Why? Hill has great name recognition when it comes to Inspirational romance. During her life time (1865-1947) she wrote over a hundred books, many of which are still in print. If the modern Inspirational romance novel has a starting point it is probably one of Hill’s books. I choose this particular novel because it is a personal favorite.
It might not have been the smuttiest thing you ever read—but it was your first. The first time you read all the details of what happened behind the bedroom door. The first time you glanced around to make sure no-one was reading over your shoulder, since what you were reading was some seriously dirty stuff. The first time you thought, “Wow, somebody wrote all this!”
What was your first erotic romance?
He's doing this for good, people! Benedict Cumberbatch recently recreated the stepping out of the water scene from the 1995 version of Pride and Prejudice starring Colin Firth.
The charity, Give Up Clothes For Good, encourages people to donate their used clothing that will go to help children with cancer. And just because, here's the original scene:
Roni Loren's novella Forever Starts Tonight is another amazing addition to the Loving on the Edge series. Forever Starts Tonight follows our two swoony heroes and kickass heroine from the second book, Melt Into You, which details when the three fell in love. This novella deals with what happens after the happy trio falls in love and their relationship is put to the test.

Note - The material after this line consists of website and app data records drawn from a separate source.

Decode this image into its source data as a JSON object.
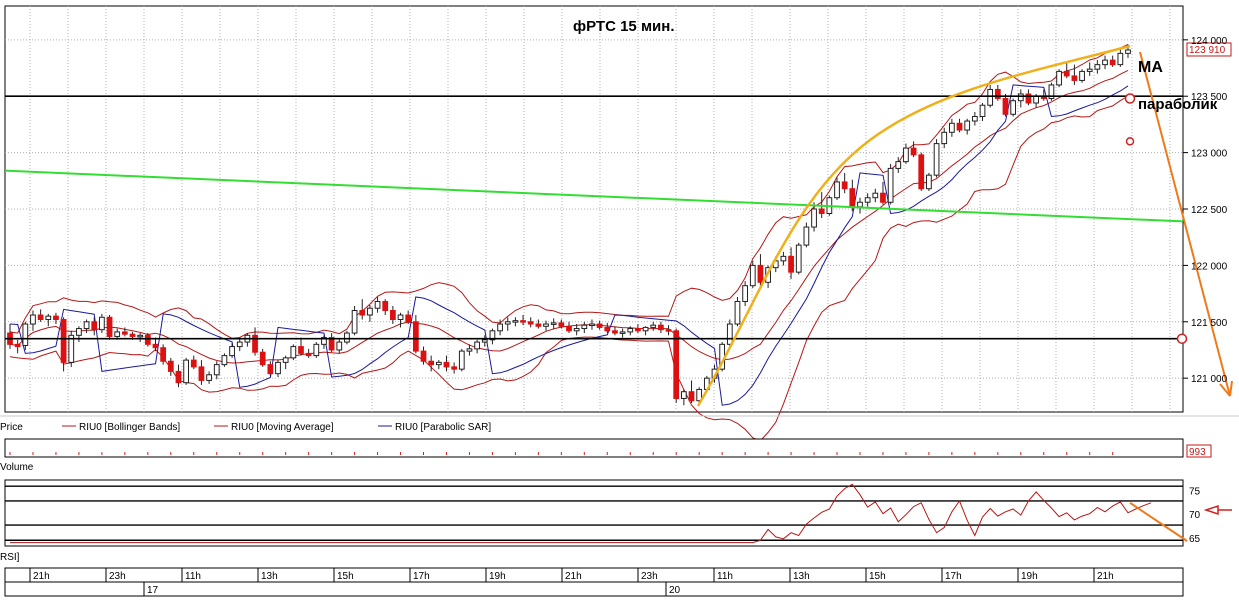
{
  "chart_data": {
    "type": "candlestick",
    "title": "фРТС   15 мин.",
    "y_ticks": [
      124000,
      123500,
      123000,
      122500,
      122000,
      121500,
      121000
    ],
    "y_tick_labels": [
      "124 000",
      "123 500",
      "123 000",
      "122 500",
      "122 000",
      "121 500",
      "121 000"
    ],
    "ylim": [
      120700,
      124300
    ],
    "last_price_label": "123 910",
    "candles": [
      [
        121400,
        121480,
        121260,
        121300
      ],
      [
        121300,
        121340,
        121220,
        121280
      ],
      [
        121290,
        121500,
        121250,
        121480
      ],
      [
        121480,
        121600,
        121420,
        121560
      ],
      [
        121560,
        121610,
        121500,
        121520
      ],
      [
        121520,
        121570,
        121460,
        121550
      ],
      [
        121550,
        121580,
        121480,
        121520
      ],
      [
        121520,
        121540,
        121060,
        121140
      ],
      [
        121140,
        121420,
        121100,
        121380
      ],
      [
        121380,
        121460,
        121320,
        121440
      ],
      [
        121440,
        121520,
        121400,
        121500
      ],
      [
        121500,
        121540,
        121380,
        121430
      ],
      [
        121430,
        121570,
        121400,
        121540
      ],
      [
        121540,
        121560,
        121340,
        121370
      ],
      [
        121370,
        121440,
        121340,
        121410
      ],
      [
        121410,
        121450,
        121370,
        121390
      ],
      [
        121390,
        121410,
        121340,
        121370
      ],
      [
        121370,
        121400,
        121320,
        121380
      ],
      [
        121380,
        121400,
        121280,
        121300
      ],
      [
        121300,
        121360,
        121240,
        121270
      ],
      [
        121270,
        121300,
        121120,
        121150
      ],
      [
        121150,
        121180,
        121020,
        121060
      ],
      [
        121060,
        121120,
        120920,
        120960
      ],
      [
        120960,
        121180,
        120940,
        121160
      ],
      [
        121160,
        121200,
        121080,
        121100
      ],
      [
        121100,
        121160,
        120940,
        120980
      ],
      [
        120980,
        121060,
        120950,
        121030
      ],
      [
        121030,
        121150,
        120990,
        121120
      ],
      [
        121120,
        121220,
        121100,
        121200
      ],
      [
        121200,
        121310,
        121180,
        121280
      ],
      [
        121280,
        121360,
        121240,
        121320
      ],
      [
        121320,
        121400,
        121280,
        121380
      ],
      [
        121380,
        121450,
        121200,
        121230
      ],
      [
        121230,
        121260,
        121100,
        121120
      ],
      [
        121120,
        121150,
        121020,
        121040
      ],
      [
        121040,
        121160,
        121010,
        121140
      ],
      [
        121140,
        121200,
        121080,
        121180
      ],
      [
        121180,
        121300,
        121160,
        121280
      ],
      [
        121280,
        121360,
        121200,
        121220
      ],
      [
        121220,
        121260,
        121180,
        121200
      ],
      [
        121200,
        121320,
        121180,
        121300
      ],
      [
        121300,
        121380,
        121260,
        121360
      ],
      [
        121360,
        121400,
        121230,
        121250
      ],
      [
        121250,
        121350,
        121220,
        121320
      ],
      [
        121320,
        121420,
        121300,
        121400
      ],
      [
        121400,
        121640,
        121380,
        121600
      ],
      [
        121600,
        121700,
        121520,
        121560
      ],
      [
        121560,
        121650,
        121500,
        121620
      ],
      [
        121620,
        121720,
        121580,
        121680
      ],
      [
        121680,
        121700,
        121560,
        121600
      ],
      [
        121600,
        121640,
        121480,
        121520
      ],
      [
        121520,
        121580,
        121450,
        121560
      ],
      [
        121560,
        121600,
        121480,
        121500
      ],
      [
        121500,
        121560,
        121220,
        121240
      ],
      [
        121240,
        121280,
        121120,
        121150
      ],
      [
        121150,
        121200,
        121060,
        121120
      ],
      [
        121120,
        121160,
        121080,
        121140
      ],
      [
        121140,
        121200,
        121060,
        121100
      ],
      [
        121100,
        121140,
        121040,
        121080
      ],
      [
        121080,
        121260,
        121060,
        121240
      ],
      [
        121240,
        121300,
        121200,
        121260
      ],
      [
        121260,
        121340,
        121220,
        121320
      ],
      [
        121320,
        121380,
        121280,
        121340
      ],
      [
        121340,
        121440,
        121300,
        121420
      ],
      [
        121420,
        121520,
        121380,
        121480
      ],
      [
        121480,
        121540,
        121420,
        121500
      ],
      [
        121500,
        121540,
        121460,
        121510
      ],
      [
        121510,
        121560,
        121470,
        121500
      ],
      [
        121500,
        121540,
        121450,
        121480
      ],
      [
        121480,
        121520,
        121440,
        121460
      ],
      [
        121460,
        121510,
        121420,
        121480
      ],
      [
        121480,
        121530,
        121440,
        121490
      ],
      [
        121490,
        121520,
        121440,
        121460
      ],
      [
        121460,
        121500,
        121400,
        121420
      ],
      [
        121420,
        121480,
        121380,
        121440
      ],
      [
        121440,
        121500,
        121400,
        121470
      ],
      [
        121470,
        121520,
        121430,
        121480
      ],
      [
        121480,
        121510,
        121430,
        121450
      ],
      [
        121450,
        121490,
        121400,
        121420
      ],
      [
        121420,
        121460,
        121380,
        121400
      ],
      [
        121400,
        121440,
        121360,
        121410
      ],
      [
        121410,
        121460,
        121380,
        121440
      ],
      [
        121440,
        121480,
        121400,
        121420
      ],
      [
        121420,
        121460,
        121380,
        121450
      ],
      [
        121450,
        121500,
        121420,
        121470
      ],
      [
        121470,
        121500,
        121400,
        121430
      ],
      [
        121430,
        121470,
        121380,
        121420
      ],
      [
        121420,
        121440,
        120780,
        120820
      ],
      [
        120820,
        120900,
        120760,
        120880
      ],
      [
        120880,
        120980,
        120780,
        120800
      ],
      [
        120800,
        120920,
        120780,
        120900
      ],
      [
        120900,
        121020,
        120880,
        121000
      ],
      [
        121000,
        121120,
        120960,
        121080
      ],
      [
        121080,
        121320,
        121060,
        121300
      ],
      [
        121300,
        121520,
        121280,
        121480
      ],
      [
        121480,
        121720,
        121460,
        121680
      ],
      [
        121680,
        121860,
        121640,
        121820
      ],
      [
        121820,
        122040,
        121800,
        122000
      ],
      [
        122000,
        122100,
        121800,
        121850
      ],
      [
        121850,
        122000,
        121800,
        121980
      ],
      [
        121980,
        122080,
        121940,
        122040
      ],
      [
        122040,
        122120,
        122000,
        122080
      ],
      [
        122080,
        122160,
        121880,
        121940
      ],
      [
        121940,
        122200,
        121920,
        122180
      ],
      [
        122180,
        122380,
        122160,
        122340
      ],
      [
        122340,
        122560,
        122300,
        122500
      ],
      [
        122500,
        122650,
        122420,
        122460
      ],
      [
        122460,
        122620,
        122440,
        122600
      ],
      [
        122600,
        122780,
        122580,
        122740
      ],
      [
        122740,
        122820,
        122640,
        122680
      ],
      [
        122680,
        122760,
        122480,
        122520
      ],
      [
        122520,
        122600,
        122460,
        122560
      ],
      [
        122560,
        122640,
        122520,
        122600
      ],
      [
        122600,
        122680,
        122560,
        122640
      ],
      [
        122640,
        122740,
        122540,
        122560
      ],
      [
        122560,
        122900,
        122540,
        122860
      ],
      [
        122860,
        122960,
        122820,
        122920
      ],
      [
        122920,
        123080,
        122900,
        123040
      ],
      [
        123040,
        123100,
        122960,
        122980
      ],
      [
        122980,
        123000,
        122660,
        122680
      ],
      [
        122680,
        122820,
        122660,
        122800
      ],
      [
        122800,
        123120,
        122780,
        123080
      ],
      [
        123080,
        123220,
        123040,
        123180
      ],
      [
        123180,
        123300,
        123140,
        123260
      ],
      [
        123260,
        123300,
        123180,
        123200
      ],
      [
        123200,
        123300,
        123160,
        123280
      ],
      [
        123280,
        123360,
        123240,
        123320
      ],
      [
        123320,
        123440,
        123280,
        123420
      ],
      [
        123420,
        123600,
        123400,
        123560
      ],
      [
        123560,
        123600,
        123460,
        123480
      ],
      [
        123480,
        123520,
        123320,
        123340
      ],
      [
        123340,
        123480,
        123320,
        123460
      ],
      [
        123460,
        123560,
        123400,
        123520
      ],
      [
        123520,
        123560,
        123420,
        123440
      ],
      [
        123440,
        123520,
        123400,
        123500
      ],
      [
        123500,
        123560,
        123460,
        123480
      ],
      [
        123480,
        123620,
        123460,
        123600
      ],
      [
        123600,
        123740,
        123580,
        123720
      ],
      [
        123720,
        123800,
        123660,
        123680
      ],
      [
        123680,
        123780,
        123600,
        123640
      ],
      [
        123640,
        123740,
        123620,
        123720
      ],
      [
        123720,
        123800,
        123680,
        123740
      ],
      [
        123740,
        123820,
        123700,
        123780
      ],
      [
        123780,
        123860,
        123740,
        123820
      ],
      [
        123820,
        123860,
        123760,
        123780
      ],
      [
        123780,
        123920,
        123760,
        123880
      ],
      [
        123880,
        123960,
        123840,
        123910
      ]
    ],
    "legend": [
      "Price",
      "RIU0 [Bollinger Bands]",
      "RIU0 [Moving Average]",
      "RIU0 [Parabolic SAR]"
    ],
    "volume_label": "Volume",
    "volume_value_label": "993",
    "rsi": {
      "label": "RSI]",
      "ticks": [
        75,
        70,
        65
      ],
      "ylim": [
        63.5,
        77
      ],
      "values": [
        64,
        64,
        64,
        64,
        64,
        64,
        64,
        64,
        64,
        64,
        64,
        64,
        64,
        64,
        64,
        64,
        64,
        64,
        64,
        64,
        64,
        64,
        64,
        64,
        64,
        64,
        64,
        64,
        64,
        64,
        64,
        64,
        64,
        64,
        64,
        64,
        64,
        64,
        64,
        64,
        64,
        64,
        64,
        64,
        64,
        64,
        64,
        64,
        64,
        64,
        64,
        64,
        64,
        64,
        64,
        64,
        64,
        64,
        64,
        64,
        64,
        64,
        64,
        64,
        64,
        64,
        64,
        64,
        64,
        64,
        64,
        64,
        64,
        64,
        64,
        64,
        64,
        64,
        64,
        64,
        64,
        64,
        64,
        64,
        64,
        64,
        64,
        64,
        64,
        64,
        64,
        64,
        64,
        64,
        64,
        64,
        64,
        64,
        64.5,
        66.8,
        65.2,
        64.8,
        66.1,
        65.5,
        67.9,
        69.2,
        70.4,
        71.1,
        73.8,
        75.4,
        76.3,
        74.1,
        71.5,
        72.6,
        70.1,
        71.3,
        68.4,
        69.9,
        71.6,
        72.4,
        68.9,
        66.1,
        67.2,
        70.5,
        72.8,
        68.7,
        65.5,
        69.4,
        71.2,
        69.6,
        70.5,
        71.1,
        69.8,
        72.8,
        74.7,
        72.9,
        71.3,
        69.5,
        70.3,
        68.8,
        69.6,
        70.1,
        71.4,
        70.5,
        71.7,
        72.6,
        70.3,
        71.1,
        71.8,
        72.4
      ]
    },
    "time_labels": [
      "21h",
      "23h",
      "11h",
      "13h",
      "15h",
      "17h",
      "19h",
      "21h",
      "23h",
      "11h",
      "13h",
      "15h",
      "17h",
      "19h",
      "21h"
    ],
    "date_labels": [
      "17",
      "20"
    ],
    "annotations": [
      "МА",
      "параболик"
    ],
    "horizontal_lines": [
      123500,
      121350
    ],
    "colors": {
      "bull": "#ffffff",
      "bear": "#dd1111",
      "band": "#b41818",
      "sar": "#1a1a9a",
      "trend": "#33dd33",
      "annot": "#f0b01a",
      "arrow": "#ee7a1a"
    }
  }
}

Most romance novels focus on the falling in love aspect, and we rarely get to see much detail about what happens after the fact. Jace, Andre, and Evan learn just how hard they have to work in order to keep their relationship afloat, while figuring out what they truly want out of their current arrangement.
He thought they’d had it all figured out when they’d told each other I love you.
That everything would naturally fall into place. But there was so much more to happily-ever-after than declaring commitment to each other. That was only the beginning.
They were still peeling back layers of each other, laying down bricks of trust, and learning how to show rather than say what love really meant for them.
Find your future faves with this delightfully convenient shopping list of romance novels coming out in October. We’ve divided them up by subgenre to make it easier for those who’ve got a very specific obsession and there are some great books to look forward to. Our shopping list is the biggest yet, so don’t forget to take this printable version with you when it’s time to shop!
Look for all your favorite Holiday Reprints in our December shopping list!
|Heroes and Heartbreakers October 2014 Shopping List!|
Author Elizabeth Essex, whose latest book is A Scandal to Remember, loves the high seas and piratical adventures. A Scandal to Remember takes place on board a ship, with a scientist heroine and a lieutenant hero, neither of whom are prepared for where the ship—and their passionate romance—will take them.
Elizabeth is here to talk about another one of her passions, the historical pirate series Black Sails, currently airing on Starz (Season 2 begins again in 2015). Thanks, Elizabeth!
I have another confession. I am addicted to the costumed, historical crack that is Black Sails. From the first moment that my daughter showed me the trailer to the last moment of the last shot of episode 8 in Season 1, I have been a slave to the chaotic ambitions of the pirates of New Providence Island.